◆ Supplied material
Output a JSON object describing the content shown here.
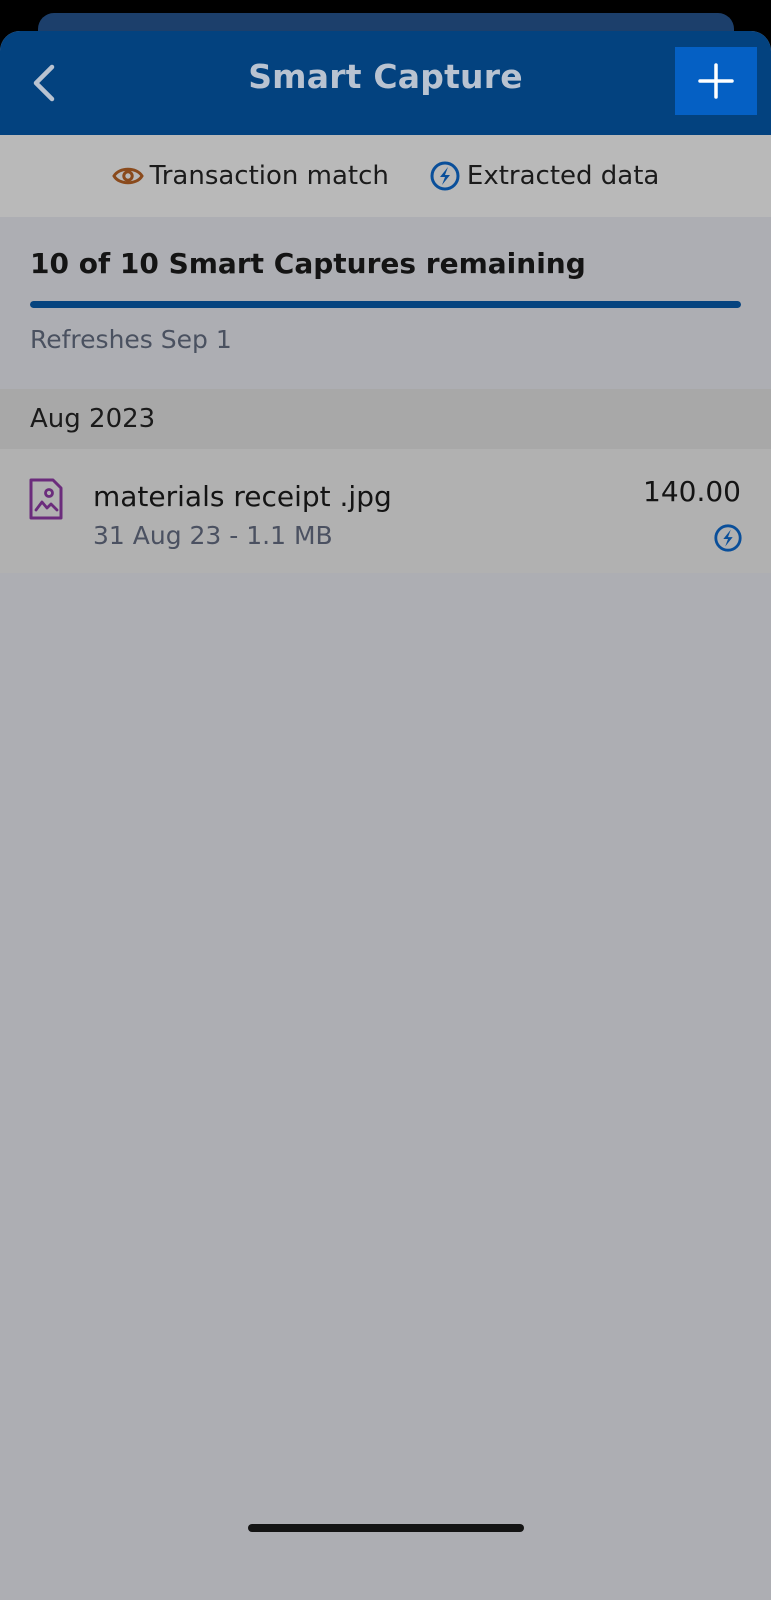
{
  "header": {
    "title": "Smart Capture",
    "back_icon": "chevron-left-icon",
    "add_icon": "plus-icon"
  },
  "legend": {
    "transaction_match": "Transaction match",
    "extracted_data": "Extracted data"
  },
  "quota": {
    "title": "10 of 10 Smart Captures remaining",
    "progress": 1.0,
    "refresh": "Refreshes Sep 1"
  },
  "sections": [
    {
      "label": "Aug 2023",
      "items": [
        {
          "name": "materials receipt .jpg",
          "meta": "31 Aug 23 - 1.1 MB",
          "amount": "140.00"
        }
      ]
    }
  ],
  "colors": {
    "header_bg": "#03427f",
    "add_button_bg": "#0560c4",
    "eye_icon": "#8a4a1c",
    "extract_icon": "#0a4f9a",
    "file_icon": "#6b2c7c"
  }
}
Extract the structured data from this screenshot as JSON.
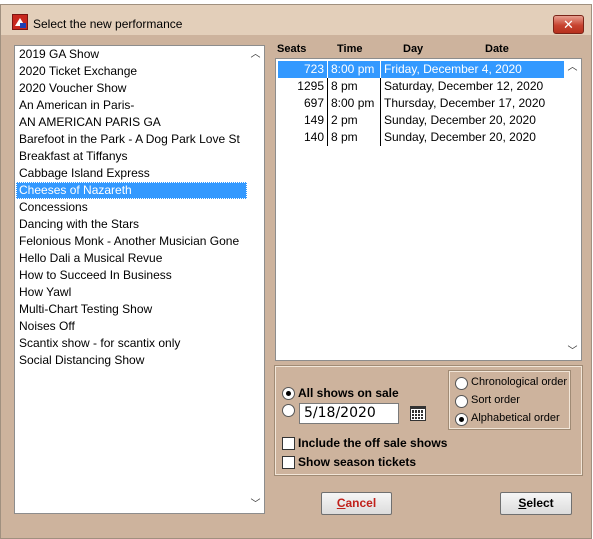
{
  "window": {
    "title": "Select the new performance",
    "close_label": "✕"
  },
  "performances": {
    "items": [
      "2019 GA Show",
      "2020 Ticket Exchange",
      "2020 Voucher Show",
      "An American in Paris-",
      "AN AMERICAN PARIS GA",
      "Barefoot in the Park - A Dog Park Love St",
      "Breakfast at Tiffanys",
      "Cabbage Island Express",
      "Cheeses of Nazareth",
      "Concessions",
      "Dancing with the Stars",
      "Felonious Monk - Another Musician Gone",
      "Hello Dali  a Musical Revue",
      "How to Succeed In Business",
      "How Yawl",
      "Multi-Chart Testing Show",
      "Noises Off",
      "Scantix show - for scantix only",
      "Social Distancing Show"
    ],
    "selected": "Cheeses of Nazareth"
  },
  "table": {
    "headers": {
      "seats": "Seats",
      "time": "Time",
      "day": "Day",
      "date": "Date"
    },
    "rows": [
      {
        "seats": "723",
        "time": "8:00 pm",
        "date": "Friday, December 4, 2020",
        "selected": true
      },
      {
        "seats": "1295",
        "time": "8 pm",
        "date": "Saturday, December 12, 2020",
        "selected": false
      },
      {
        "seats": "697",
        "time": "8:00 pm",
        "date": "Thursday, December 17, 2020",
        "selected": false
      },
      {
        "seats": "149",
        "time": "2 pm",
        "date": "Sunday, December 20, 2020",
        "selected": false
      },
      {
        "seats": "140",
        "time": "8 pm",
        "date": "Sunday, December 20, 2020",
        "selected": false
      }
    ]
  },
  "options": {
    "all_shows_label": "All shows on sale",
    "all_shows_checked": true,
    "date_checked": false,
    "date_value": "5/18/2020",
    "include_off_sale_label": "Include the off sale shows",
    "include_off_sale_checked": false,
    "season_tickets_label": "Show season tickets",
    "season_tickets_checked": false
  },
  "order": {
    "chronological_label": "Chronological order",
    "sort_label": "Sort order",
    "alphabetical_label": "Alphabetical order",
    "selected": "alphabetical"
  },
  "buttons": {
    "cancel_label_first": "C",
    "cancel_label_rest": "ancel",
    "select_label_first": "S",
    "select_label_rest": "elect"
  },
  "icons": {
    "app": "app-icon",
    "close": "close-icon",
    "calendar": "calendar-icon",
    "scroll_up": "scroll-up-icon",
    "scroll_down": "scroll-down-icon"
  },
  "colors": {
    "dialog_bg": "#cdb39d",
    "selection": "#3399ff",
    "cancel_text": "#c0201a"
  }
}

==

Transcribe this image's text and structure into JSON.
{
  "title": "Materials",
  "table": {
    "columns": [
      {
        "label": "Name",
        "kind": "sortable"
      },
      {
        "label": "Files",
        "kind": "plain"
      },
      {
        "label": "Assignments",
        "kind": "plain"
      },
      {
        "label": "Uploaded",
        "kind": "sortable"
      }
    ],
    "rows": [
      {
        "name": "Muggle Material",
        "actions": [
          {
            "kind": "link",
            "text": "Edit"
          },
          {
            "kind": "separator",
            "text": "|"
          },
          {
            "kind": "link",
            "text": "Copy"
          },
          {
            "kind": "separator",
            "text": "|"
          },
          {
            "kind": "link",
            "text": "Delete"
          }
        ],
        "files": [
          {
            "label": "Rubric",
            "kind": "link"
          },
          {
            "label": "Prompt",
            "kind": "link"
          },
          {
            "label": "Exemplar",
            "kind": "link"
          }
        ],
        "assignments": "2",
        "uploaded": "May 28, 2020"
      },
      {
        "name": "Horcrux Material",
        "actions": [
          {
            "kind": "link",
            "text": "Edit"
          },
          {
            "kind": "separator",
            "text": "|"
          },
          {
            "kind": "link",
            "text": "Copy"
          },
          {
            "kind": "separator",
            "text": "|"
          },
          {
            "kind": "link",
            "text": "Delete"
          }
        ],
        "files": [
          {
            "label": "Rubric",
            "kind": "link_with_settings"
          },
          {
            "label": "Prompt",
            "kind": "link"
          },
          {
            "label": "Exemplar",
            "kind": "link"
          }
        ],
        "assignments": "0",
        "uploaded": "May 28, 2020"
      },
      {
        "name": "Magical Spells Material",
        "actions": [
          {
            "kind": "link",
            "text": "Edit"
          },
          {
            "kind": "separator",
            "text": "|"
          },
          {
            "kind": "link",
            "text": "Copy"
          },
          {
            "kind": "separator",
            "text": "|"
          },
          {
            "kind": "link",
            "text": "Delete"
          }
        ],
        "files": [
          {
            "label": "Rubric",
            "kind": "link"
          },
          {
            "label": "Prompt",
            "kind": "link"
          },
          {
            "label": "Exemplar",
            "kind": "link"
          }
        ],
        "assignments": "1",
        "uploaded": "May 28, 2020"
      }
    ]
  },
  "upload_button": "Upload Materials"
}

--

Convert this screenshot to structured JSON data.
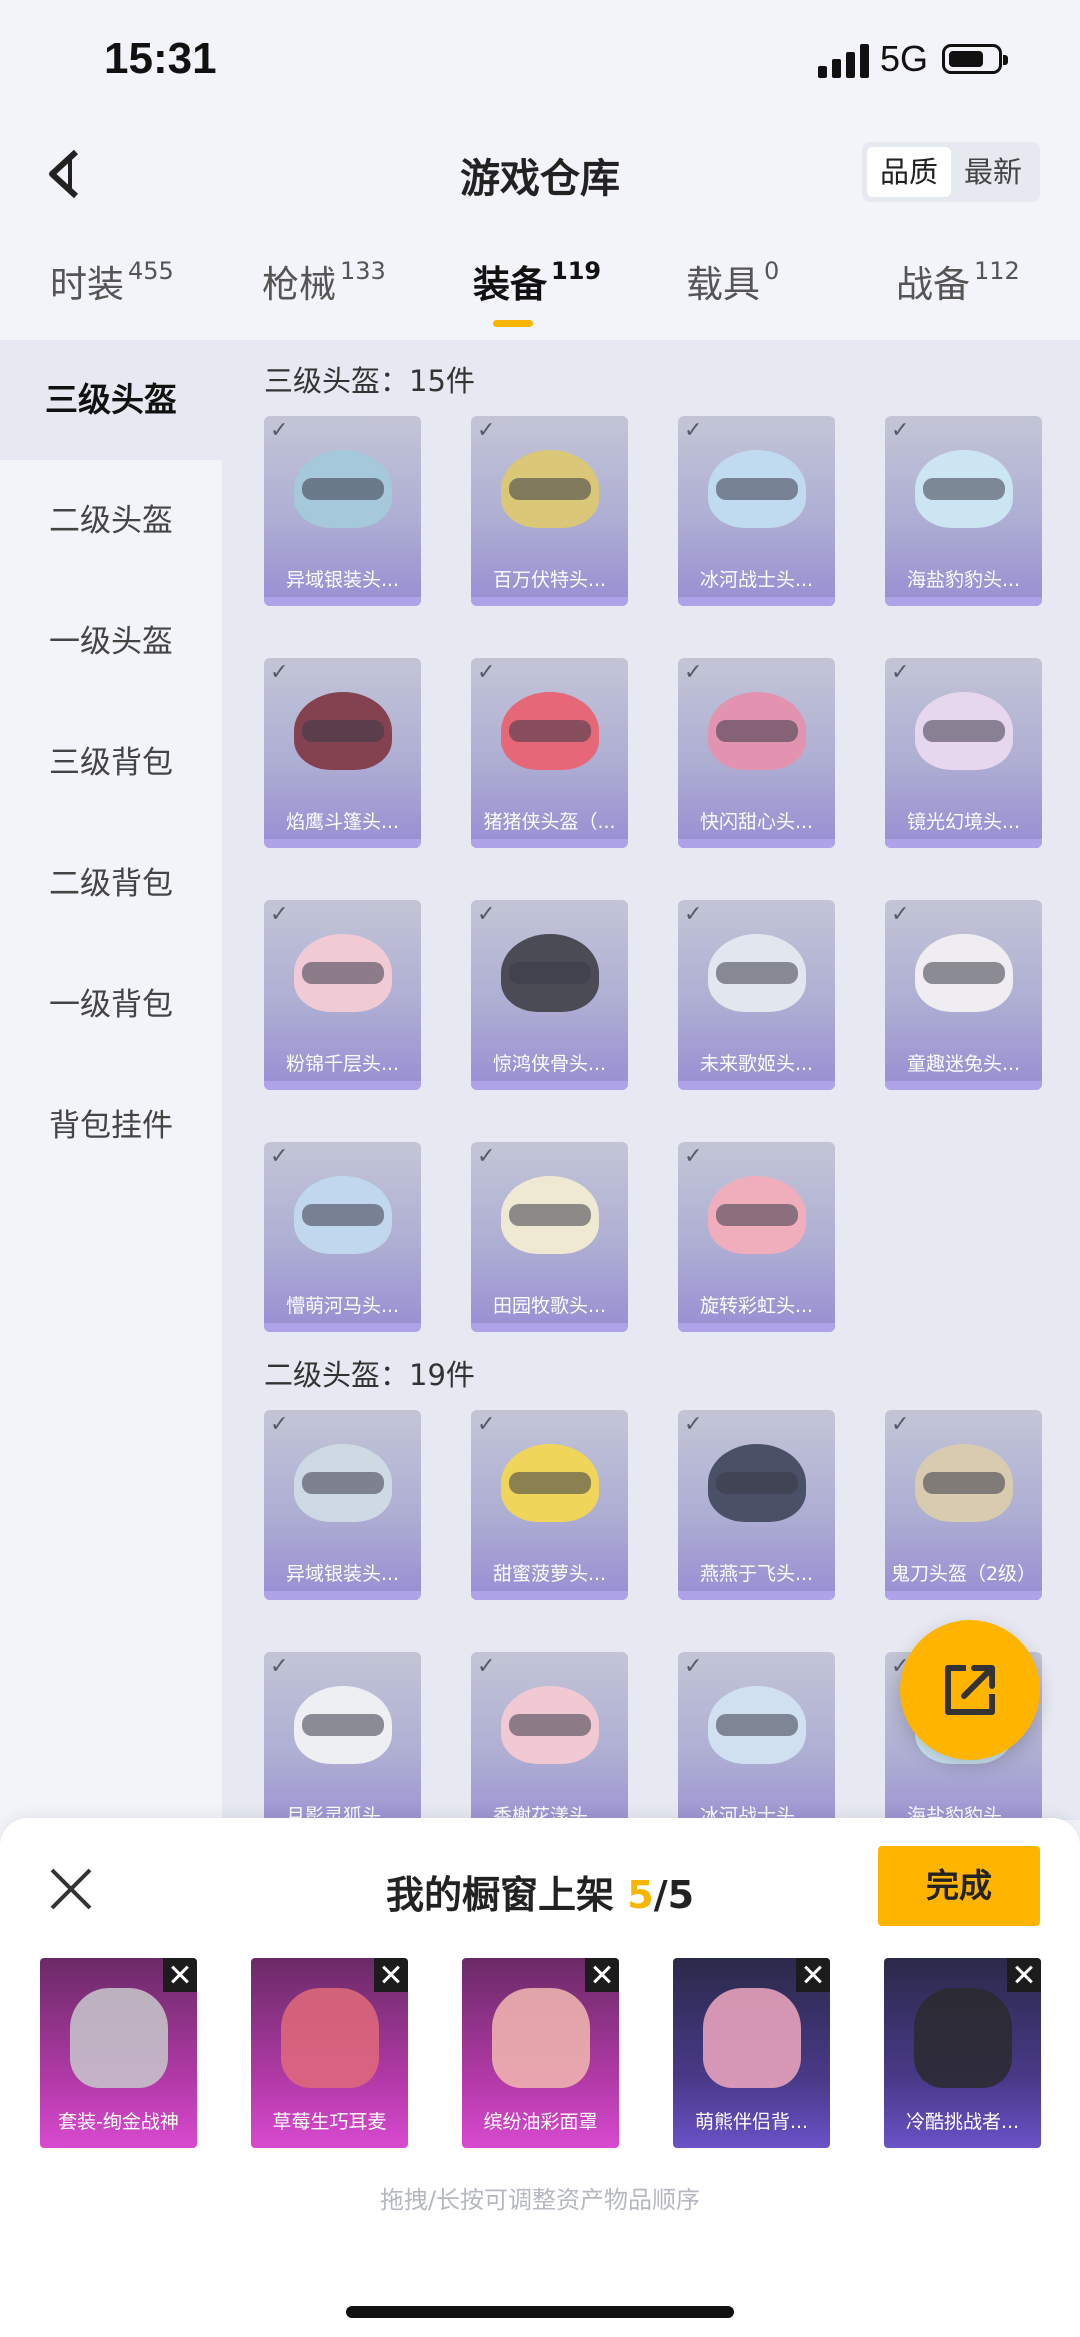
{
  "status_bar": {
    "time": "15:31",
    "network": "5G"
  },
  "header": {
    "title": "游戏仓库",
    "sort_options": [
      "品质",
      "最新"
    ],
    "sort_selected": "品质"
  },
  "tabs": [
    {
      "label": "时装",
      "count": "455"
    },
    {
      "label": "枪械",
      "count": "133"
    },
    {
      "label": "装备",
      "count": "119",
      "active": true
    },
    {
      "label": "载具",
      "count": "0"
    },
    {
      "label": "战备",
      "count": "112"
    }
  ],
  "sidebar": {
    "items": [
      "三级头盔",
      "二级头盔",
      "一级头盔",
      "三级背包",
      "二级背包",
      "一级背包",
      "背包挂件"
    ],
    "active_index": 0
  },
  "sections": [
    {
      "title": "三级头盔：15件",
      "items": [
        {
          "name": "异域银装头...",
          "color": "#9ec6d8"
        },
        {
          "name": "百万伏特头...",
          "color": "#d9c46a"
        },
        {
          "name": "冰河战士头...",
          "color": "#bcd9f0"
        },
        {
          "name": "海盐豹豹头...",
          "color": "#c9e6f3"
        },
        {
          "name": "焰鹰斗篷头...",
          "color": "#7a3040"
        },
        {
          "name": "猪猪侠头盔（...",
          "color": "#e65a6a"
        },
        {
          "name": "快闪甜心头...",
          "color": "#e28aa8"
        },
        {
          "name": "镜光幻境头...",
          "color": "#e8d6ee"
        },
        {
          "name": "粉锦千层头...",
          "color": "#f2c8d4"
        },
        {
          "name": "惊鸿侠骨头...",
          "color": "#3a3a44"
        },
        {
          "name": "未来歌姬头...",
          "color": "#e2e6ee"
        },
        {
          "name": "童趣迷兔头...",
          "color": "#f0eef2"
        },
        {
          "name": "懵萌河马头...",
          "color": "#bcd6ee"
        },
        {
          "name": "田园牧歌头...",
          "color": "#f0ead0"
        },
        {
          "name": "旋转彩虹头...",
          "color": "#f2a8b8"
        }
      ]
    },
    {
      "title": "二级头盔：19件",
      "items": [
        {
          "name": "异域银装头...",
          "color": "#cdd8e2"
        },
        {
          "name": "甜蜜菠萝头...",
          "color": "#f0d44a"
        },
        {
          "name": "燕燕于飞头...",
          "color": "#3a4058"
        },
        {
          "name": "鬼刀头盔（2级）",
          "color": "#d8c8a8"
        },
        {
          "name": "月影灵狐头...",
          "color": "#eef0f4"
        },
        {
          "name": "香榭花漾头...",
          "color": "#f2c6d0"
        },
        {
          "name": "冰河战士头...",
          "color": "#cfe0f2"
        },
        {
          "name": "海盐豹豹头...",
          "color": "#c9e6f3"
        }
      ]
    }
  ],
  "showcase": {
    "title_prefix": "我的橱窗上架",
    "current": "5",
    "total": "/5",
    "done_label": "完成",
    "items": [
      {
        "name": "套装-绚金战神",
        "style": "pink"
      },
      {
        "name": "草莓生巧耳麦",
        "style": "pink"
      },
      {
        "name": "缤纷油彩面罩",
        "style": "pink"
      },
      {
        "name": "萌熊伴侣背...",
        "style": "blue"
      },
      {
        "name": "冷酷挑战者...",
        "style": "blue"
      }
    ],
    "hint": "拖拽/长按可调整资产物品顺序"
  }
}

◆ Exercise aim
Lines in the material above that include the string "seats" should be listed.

◆ Reply
      "seats": "Seats",
        "seats": "723",
        "seats": "1295",
        "seats": "697",
        "seats": "149",
        "seats": "140",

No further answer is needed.